The last two, the square ones, are formatted for his LinkedIn profile. I created the black and white version as an artistic alternative to the standard color head shot.  I also like this one because it most reminds me of how Matt looks like Derek Jeter.  Well, maybe he doesn't look a lot like Jeter, but it's just all the discussions about Jeter and the Yankees that make me think of that.  This is the face of a guy who has never known what it feels like to have his team out of the playoffs for three years in a row.  This is the face of New York confidence.  

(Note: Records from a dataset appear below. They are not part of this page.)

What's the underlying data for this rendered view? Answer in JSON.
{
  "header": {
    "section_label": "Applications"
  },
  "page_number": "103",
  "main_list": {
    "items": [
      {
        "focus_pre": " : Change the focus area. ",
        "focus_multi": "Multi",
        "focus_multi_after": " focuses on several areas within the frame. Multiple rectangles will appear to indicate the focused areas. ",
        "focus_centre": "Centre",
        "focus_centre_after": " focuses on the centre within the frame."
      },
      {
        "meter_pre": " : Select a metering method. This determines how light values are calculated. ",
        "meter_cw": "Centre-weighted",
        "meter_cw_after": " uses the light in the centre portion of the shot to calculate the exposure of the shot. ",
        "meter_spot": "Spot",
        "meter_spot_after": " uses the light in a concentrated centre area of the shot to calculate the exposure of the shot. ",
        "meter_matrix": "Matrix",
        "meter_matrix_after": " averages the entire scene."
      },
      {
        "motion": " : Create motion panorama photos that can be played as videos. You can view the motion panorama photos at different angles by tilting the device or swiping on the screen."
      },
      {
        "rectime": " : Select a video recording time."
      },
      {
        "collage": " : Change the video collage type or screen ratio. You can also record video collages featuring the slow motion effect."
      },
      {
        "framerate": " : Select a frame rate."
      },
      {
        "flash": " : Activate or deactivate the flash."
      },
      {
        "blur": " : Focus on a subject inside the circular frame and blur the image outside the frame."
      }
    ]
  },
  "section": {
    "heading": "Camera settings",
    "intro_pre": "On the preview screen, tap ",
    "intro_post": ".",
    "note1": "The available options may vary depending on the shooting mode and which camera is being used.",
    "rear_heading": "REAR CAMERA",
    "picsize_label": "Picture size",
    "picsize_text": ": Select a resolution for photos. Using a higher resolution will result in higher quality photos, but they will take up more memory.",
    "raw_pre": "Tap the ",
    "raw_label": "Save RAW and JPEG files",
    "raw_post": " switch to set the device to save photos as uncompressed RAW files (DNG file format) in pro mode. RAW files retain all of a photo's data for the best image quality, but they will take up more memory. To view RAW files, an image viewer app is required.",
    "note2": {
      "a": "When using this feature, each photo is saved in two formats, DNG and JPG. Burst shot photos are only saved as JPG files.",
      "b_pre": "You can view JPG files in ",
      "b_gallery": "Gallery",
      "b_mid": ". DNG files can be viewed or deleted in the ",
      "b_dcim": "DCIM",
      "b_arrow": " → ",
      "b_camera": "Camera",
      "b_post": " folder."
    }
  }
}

And the last shot, the square one in color, is how you will see Matt online. It's how I see him every week: bright eyes, wry smile, scruffy chin, and looking straight at you.  This photo does what a profile photo is supposed to do. It shows people what you look like if they were to meet you in person on a regular day.  It's not when you are dressed up for a special occasion and it's not when you are on vacation enjoying drinks by the pool.  So, I extend my gratitude to Matt for allowing me to share these photos, and my thoughts, with you.  If I have honored Matt, and embarrassed him a little, then I consider this project a success.

If you need a new profile image for LinkedIn, or any of the other sites, please ask me.  It takes only a few minutes, but it's time well spent.

The 5th clue in the 2015 FREE PHOTO contest is "L"